you cannot do anything with nursing diagnoses for a care plan until you do the preliminary work first. you must
follow the nursing process sequence:
- assessment (collect data from medical record, do a physical assessment of the patient, look up information about your patient's medical diseases/conditions)
- determination of the patient's problem(s)/nursing diagnosis (make a list of the abnormal assessment data, match your abnormal assessment data to likely nursing diagnoses, decide on the nursing diagnosis to use)
- planning (write measurable goals/outcomes and nursing interventions)
- implementation (initiate the care plan)
- evaluation (determine if goals/outcomes have been met)
before you can go about choosing any nursing diagnoses for this patient you must gather your assessment data. this is a huge activity that you cannot fluff over. it involves a number of things. your physical assessment, of course. you should also include abnormal data that you collected from the patient's medical record (chart). there are also observations that you made as you went about performing care for this patient. in addition, you also need to look up information about this patient's medical diseases/conditions: hypoplastic right heart syndrome, atrial septal defect, pda litigation, bt shunt, and hypoxia. the reason is because the pathophysiology of some of these conditions will be needed in forming your 3-part nursing diagnostic statements in step #2 of the care plan (nursing process) when you get to the "related to" part (related factors). it also helps to look at the textbook signs and symptoms of these medical conditions to make sure that you didn't miss any of them in assessing your patient. if you find that you did, then you merely need to add that symptom to your assessment information.
once you have completed all the above, only then can you move on to the next step of the nursing process which is why you posted--nursing diagnosis. step #2 of the nursing process is the identification of the patient's problems. the nursing diagnosis is merely a shortened label
of the patient's actual problem. the patient's problem is more clearly stated if you read the definition of the nursing diagnosis. you will find these definitions in care plan and nursing diagnosis books that have included nanda information. there is also some nanda information posted on the internet in limited quantify.
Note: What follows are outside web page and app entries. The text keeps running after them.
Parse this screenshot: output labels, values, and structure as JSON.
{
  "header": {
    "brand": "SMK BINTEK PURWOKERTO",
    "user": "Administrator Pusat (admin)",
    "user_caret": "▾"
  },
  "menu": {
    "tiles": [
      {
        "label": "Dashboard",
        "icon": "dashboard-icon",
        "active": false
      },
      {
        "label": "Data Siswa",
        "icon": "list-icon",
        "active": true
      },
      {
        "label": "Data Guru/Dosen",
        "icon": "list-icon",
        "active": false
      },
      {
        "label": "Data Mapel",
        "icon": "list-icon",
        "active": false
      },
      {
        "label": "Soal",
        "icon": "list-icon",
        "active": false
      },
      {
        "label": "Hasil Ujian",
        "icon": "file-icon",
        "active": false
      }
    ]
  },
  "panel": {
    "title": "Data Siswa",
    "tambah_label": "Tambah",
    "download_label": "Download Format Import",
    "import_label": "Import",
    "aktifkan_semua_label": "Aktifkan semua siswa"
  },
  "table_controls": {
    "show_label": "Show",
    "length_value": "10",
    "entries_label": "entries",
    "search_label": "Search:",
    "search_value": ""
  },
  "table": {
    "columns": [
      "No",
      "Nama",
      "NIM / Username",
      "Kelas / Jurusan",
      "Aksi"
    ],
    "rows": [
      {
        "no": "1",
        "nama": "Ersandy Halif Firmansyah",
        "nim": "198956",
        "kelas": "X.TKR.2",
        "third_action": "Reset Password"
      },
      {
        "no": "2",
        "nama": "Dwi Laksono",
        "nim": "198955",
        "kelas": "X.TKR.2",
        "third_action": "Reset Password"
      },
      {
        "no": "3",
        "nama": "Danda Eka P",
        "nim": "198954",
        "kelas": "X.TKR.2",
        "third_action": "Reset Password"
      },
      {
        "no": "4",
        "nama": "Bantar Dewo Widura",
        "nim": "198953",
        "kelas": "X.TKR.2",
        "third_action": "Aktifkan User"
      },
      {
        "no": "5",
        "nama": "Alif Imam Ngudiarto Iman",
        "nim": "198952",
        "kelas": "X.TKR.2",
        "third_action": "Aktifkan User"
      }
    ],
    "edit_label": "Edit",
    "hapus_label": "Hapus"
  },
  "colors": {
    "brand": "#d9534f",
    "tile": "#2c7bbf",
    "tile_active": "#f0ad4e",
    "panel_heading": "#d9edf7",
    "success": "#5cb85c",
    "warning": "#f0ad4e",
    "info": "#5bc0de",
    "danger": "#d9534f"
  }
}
now, some words about diagnosing. a diagnosis is the resulting decision or opinion that one makes after the process of examination or investigation of the facts. in the case of nursing diagnosis, your "facts" are the list of patient signs and symptoms that you are now going to make from your assessment activities in step #1 of the nursing process. every nursing diagnosis, just like every medical diagnosis, has an accompanying list of signs and symptoms. in order to assign any nursing diagnosis to a patient they must have at least one if not several of those signs and symptoms. and, in fact, in your 3-part nursing diagnostic statement your "aeb" items are going to be just that--the signs and symptoms that are going to support your use of that nursing diagnosis.
the only symptoms you actually listed for this child were:
- satting at 86%-92%
- shortness of breath
since peds is not my field of practice i really am not familiar with the signs and symptoms of this child's medical conditions. however, the hypoxia and sats of 86% are symptoms of impaired gas exchange.
your nursing diagnostic statement should be something like this: impaired gas exchange related to ventilation perfusion imbalance as evidenced by hypoxia and o2 sats of 86%.
here is a link to a webpage that includes nanda information as well as nursing interventions on this: [color=#3366ff]impaired gas exchange
. but, i am also thinking that if this patient in on a ventilator you can also use impaired spontaneous ventilation
due to the sats of 86%, but other symptoms of this diagnosis include use of accessory muscles to breathe, dyspnea and increased heart rates.
the coughing and shortness of breath are symptoms of ineffective airway clearance.
your nursing diagnostic statement should be something like this: ineffective airway clearance related to excessive mucous
[or whatever etiology you know to be true here] as evidenced by coughing and shortness of breath.
here is a link to a webpage that includes nanda information as well as nursing interventions on this: [color=#3366ff]ineffective airway clearance
when one is diagnosing it is a good idea to use a nursing diagnosis reference of some sort to make sure you are diagnosing correctly. most of the current care plan and nursing diagnosis books in publication today have the nanda taxonomy information is them. i use nanda-i nursing diagnoses: definitions & classification 2007-2008
published by nanda international which is the bare bones information about each of the current 188 nursing diagnoses and includes the definition, symptoms (nanda calls them defining characteristics) and underlying etiologies and causes (nanda calls them related factors) for each.
once you have your nursing diagnostic statements in place, then you can move on to step #3 which is to develop your goals and nursing interventions for those signs and symptoms that this patient has.
do not dwell on the nursing diagnoses. spend more time developing that list of the patient's signs and symptoms because your entire care plan is based upon them. if they are not rock solid, neither is your care plan.